East Sussex Fire Authority (ESFA) carefully considered the decision to continue with the long-standing plan to consult the public and stakeholders on the draft Integrated Risk Management Plan 2020 – 2025 at its meeting on the 23rd April 2020. In fact, the work on the plan and for the public consultation has been underway for around 18 months and the suggestion that it has been ‘sneaked through” under the cover of the pandemic is simply untrue.
It’s also important to clarify that the Authority have a statutory duty to put in place a revised plan, under the `National Framework’, and the current one expires this year.
The implications of holding a consultation during the current situation and the counter impact of the Service being able to operate effectively and protect the public if it was delayed had to be weighed up and considered. Indeed, in light of the COVID19 pandemic, the Service has substantially enhanced our usual consultation and communication plans, and, as well as following the Government guidance, sought advice from consultation experts. This year we are also adding a 10,000 direct mail-out to households where we know they are less likely to engage online; and using telephone surveys for the first time. Due to these additional arrangements, we are expecting a higher response rate than in previous consultations.
Extensive work by Service advisers, analysts and staff has been invested to develop these proposals, looking carefully at the risks in the community across the whole of the county. We do not share the FBU’s opinions on these proposals, although we understand their focus is to protect their members from any impacts. We would like to encourage everyone to consider the facts and data from 9 years of incidents that is set out in the detailed report and have their say in this consultation. The conclusion is that we need to move our resources, so that we better match them to the risks we have and enhance capacity in other areas such as building fire safety work.
It’s important to note that our proposals will keep all our 24 fire stations open and increase the number of fire engines in Hastings and Eastbourne, as well as critically ensuring we increase our minimum number of fire engines available at the start of a day from a minimum of 15 (or less) to 18 under these proposals in order to improve resilience.
We want to stress that all our fire stations will have at least one fire engine. The proposals are to remove 7 “second” fire engines which are in low risk areas and which have a very low number of call outs. For example, at the lowest end of the scale, the second fire engine at Battle only attended 13 incidents in a year. This does not represent good use of resources.
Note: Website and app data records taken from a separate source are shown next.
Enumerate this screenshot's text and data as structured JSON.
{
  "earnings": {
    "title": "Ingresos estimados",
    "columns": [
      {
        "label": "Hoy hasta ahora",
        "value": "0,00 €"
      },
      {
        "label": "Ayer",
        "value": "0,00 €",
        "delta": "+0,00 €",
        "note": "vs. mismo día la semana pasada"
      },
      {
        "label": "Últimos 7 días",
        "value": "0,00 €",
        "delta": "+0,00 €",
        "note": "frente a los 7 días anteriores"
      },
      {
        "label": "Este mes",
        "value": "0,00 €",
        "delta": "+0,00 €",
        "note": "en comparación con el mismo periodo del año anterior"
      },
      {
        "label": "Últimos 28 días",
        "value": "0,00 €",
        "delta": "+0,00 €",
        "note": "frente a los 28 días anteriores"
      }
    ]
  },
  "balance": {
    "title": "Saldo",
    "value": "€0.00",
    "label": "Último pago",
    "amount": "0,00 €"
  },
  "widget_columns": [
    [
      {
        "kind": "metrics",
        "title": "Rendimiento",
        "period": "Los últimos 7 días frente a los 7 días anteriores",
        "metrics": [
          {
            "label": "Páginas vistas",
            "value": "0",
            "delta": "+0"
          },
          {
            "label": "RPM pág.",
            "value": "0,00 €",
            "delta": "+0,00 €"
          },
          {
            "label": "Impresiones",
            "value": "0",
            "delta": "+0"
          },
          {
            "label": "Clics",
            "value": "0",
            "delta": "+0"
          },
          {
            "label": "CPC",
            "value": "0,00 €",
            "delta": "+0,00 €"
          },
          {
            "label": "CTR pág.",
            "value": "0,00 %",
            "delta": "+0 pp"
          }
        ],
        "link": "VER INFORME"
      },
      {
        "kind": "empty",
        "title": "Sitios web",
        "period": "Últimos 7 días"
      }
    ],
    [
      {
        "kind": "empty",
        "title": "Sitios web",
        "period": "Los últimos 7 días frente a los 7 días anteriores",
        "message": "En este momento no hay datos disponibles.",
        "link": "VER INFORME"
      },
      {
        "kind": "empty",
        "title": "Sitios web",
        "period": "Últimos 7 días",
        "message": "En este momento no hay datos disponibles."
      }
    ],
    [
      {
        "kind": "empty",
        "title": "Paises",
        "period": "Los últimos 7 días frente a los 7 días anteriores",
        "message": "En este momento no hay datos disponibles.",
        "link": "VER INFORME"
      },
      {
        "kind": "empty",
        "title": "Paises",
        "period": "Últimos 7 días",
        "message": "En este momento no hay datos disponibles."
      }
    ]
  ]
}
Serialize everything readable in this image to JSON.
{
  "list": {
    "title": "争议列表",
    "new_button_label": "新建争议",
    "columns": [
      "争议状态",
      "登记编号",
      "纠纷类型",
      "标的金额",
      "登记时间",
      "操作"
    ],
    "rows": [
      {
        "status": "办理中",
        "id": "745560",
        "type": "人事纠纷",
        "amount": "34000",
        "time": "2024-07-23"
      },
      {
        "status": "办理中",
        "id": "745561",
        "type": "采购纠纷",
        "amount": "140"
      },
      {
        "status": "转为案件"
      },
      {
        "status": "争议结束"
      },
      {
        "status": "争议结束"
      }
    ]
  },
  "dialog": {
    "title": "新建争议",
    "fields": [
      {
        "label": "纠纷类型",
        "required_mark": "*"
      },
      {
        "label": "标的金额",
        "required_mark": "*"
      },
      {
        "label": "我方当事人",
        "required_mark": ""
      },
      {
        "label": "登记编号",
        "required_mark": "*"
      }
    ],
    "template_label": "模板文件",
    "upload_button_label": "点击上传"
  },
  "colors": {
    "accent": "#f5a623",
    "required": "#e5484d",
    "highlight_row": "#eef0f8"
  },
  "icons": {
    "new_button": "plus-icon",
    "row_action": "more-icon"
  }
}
We are not looking to ‘cut” the resources released, although some efficiency will be achieved, but the proposals will free resources to allow us to reinvest in new fire engines and a new high reach vehicle in Hastings and Eastbourne.
Furthermore, we are improving the contracts for many of our on-call (part-time) staff to ensure we can improve cover and availability to keep more fire engines available, particularly in rural areas, providing an improved service to our communities.
The longer-term impact of Covid 19 won’t be known for some considerable time and as the months pass, we will of course assess any new information or requirements which may emerge, but we don't anticipate significant change in the short term. The draft proposals are to ensure that both the Fire Authority and East Sussex Fire and Rescue Service will be strongly placed to effectively deal with the inherent and anticipated risks for the future and over the next five-year term.